“I told Matt that he was cleverer than me because he got paid more for his movie,” the veteran of more than 150 films jests. “Matt told me that I’m cleverer than he is because he dies in that, and I lived to do two sequel movies. I enjoyed working with Matt and feel he has become a good friend. I’m looking forward to working with him again.”
Lau describes Strategist Wang as “a scientist spending his life doing the research about the enemy and trying to fight against them. During the Song Dynasty, the society was quite open, so lots of Chinese culture was well developed and many great thinkers and inventions were founded. That’s why I think they (chose) Song Dynasty as the background for this movie.”
As for the challenge of the bilingual role, Lau confesses that “it’s really hard for me to practice speaking English. I got the script a month before shooting and it took me two weeks to fully understand the story. Then it took me another two weeks to remember all the lines. Luckily, we had dialogue coaches on set, who coached me in a very good way. I also have to say thank you to Matt and Willem [Dafoe] because they gave me very good suggestions while I was performing. Willem was like a teacher of mine, trying to polish my performing to make me feel great in front of camera. Matt was also a team player, always considerate to everyone’s place on the set.”
“Andy Lau is one of the best actors in China,” Zhang hails. “He has been popular in China for 40 years. There was a lot of English dialogue for him, even more than the foreign actors. Though he speaks English well, he wanted to tell the world Chinese actors speak English well, and he practiced hard.”

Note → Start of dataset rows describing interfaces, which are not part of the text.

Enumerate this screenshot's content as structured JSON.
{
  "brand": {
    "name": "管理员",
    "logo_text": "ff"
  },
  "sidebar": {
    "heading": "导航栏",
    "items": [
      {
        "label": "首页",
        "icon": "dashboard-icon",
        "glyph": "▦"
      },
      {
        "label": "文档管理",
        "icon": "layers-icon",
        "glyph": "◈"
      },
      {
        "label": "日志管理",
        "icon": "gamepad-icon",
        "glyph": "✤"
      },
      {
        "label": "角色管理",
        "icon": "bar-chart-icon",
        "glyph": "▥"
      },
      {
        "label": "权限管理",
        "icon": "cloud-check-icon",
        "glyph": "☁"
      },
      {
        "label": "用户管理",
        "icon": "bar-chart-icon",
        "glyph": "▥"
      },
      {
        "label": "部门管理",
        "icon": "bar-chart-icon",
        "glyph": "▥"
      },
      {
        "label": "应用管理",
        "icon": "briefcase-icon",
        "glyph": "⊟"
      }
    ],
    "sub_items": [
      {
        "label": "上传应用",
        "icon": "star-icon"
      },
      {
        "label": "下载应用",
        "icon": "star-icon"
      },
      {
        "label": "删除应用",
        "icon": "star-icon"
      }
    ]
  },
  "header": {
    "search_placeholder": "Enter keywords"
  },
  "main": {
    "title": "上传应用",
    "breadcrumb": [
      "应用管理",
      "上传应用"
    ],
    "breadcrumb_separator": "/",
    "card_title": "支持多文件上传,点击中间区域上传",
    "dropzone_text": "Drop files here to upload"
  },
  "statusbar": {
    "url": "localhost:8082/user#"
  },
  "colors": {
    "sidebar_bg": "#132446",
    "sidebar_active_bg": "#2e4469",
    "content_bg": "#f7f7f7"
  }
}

Opening across the Philippines in IMAX and regular cinemas on January 25, The Great Wall is distributed by United International Pictures through Columbia Pictures. (PR)